Let’s start with Type K since it is the weakest mortar type, and we’ll work our way on up the chain. Type K mortar has a compressive strength of approximately 75 PSI (Pounds per Square Inch). Because Type K is so soft, it is rarely used in new construction; however, it can work well for specialty applications such as restoration projects. Ancient or historic buildings require this soft mix so the new masonry is not significantly stronger than the existing masonry.
Next is Type O mortar which has a minimum strength of 350. This type is best used with soft brick or soft stone, primarily in interior, above-grade, non-load bearing applications. It is ideal for repointing mortar joints and similar repair work.
In the construction industry, the words ‘above-grade’ and ‘below-grade’ can be used to define the section of a structure that is located above or below ground level.
Using this on the exterior is limited, but can be seen in warmer climates where they do not experience extreme cold temperatures. Type O mortar is composed of 1 part Portland cement, 2 parts lime, and 9 parts sand.
The most common mortar mix is Type N. It is primarily used with brickwork and by most homeowners. This is the best choice for above-grade general applications and can be used for both exterior and interior load-bearing installations. It will reach its maximum strength 28 days after the application. Type N has a minimum strength of 750 PSI and consists of 1 part Portland, 1 part lime, and 6 parts sand.
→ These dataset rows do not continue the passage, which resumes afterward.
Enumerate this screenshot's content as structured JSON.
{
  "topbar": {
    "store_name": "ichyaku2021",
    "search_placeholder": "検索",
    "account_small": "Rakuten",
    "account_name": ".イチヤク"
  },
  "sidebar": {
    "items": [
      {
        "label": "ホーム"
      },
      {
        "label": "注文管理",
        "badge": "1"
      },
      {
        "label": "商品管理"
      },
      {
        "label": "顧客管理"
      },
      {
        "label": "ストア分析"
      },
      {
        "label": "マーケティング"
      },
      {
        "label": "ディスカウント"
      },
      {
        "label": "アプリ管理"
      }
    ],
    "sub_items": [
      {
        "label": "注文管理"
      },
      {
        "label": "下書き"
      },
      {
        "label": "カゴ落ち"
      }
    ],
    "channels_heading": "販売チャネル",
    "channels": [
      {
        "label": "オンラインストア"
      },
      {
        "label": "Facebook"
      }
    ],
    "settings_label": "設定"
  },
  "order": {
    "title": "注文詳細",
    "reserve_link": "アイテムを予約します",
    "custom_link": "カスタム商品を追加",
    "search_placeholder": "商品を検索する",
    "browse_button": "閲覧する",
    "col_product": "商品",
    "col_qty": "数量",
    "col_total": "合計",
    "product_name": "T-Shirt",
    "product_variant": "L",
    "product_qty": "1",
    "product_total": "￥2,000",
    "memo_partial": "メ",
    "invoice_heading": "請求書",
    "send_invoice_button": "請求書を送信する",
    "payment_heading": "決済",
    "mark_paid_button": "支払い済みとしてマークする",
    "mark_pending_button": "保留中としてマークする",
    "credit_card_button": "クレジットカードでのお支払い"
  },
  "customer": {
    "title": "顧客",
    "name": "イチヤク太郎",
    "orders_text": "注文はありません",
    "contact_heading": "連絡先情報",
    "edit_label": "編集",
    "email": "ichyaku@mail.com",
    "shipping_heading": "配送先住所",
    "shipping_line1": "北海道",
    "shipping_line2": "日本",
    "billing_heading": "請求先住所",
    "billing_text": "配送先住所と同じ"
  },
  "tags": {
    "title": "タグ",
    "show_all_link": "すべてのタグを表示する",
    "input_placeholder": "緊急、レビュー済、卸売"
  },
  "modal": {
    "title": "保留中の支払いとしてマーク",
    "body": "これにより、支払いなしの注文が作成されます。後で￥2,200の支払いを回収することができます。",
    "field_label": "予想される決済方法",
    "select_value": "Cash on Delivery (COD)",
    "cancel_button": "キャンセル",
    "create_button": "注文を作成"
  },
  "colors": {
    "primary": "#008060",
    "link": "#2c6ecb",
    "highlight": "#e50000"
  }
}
Type S has a high compressive strength of over 1,800 PSI and is sometimes mixed for strengths of 2,300 PSI. This compound has a high-tensile bond strength.
Tensile strength is the resistance of a material to breaking under tension.
Because of its high-tensile bond strength, it does well withstanding soil pressure, wind, and seismic loads. Type S is suitable for projects at or below-grade, including masonry foundations, retaining walls, manholes, and sewers as well as brick walkways or patios. The formula for type S is 2 parts Portland, 1 part lime, and 8 to 9 parts sand.
Type M is the strongest mixture, with a compressive strength of over 2,500 PSI; however, it has poor adhesion and sealing properties, making it unsuitable for many exposed applications. Instead, this type is best used in places that will endure heavy loads, such as block foundations, retaining walls, driveways, and structures close to water. Additionally, this type is preferred for use with natural stone because its strength is like that of stone. The mixture formular for Type M is 3 parts Portland, 1 part lime, and 12 parts sand.
Why Does Mortar Type Matter?
Knowing which type of mortar mix to use for different projects is critical. Selecting mortar may appear to be a simple, short process, but you must pay attention to several factors: materials, design, and construction. If you are still unsure of which type to use, seek out an engineer, architect, or mason contractor.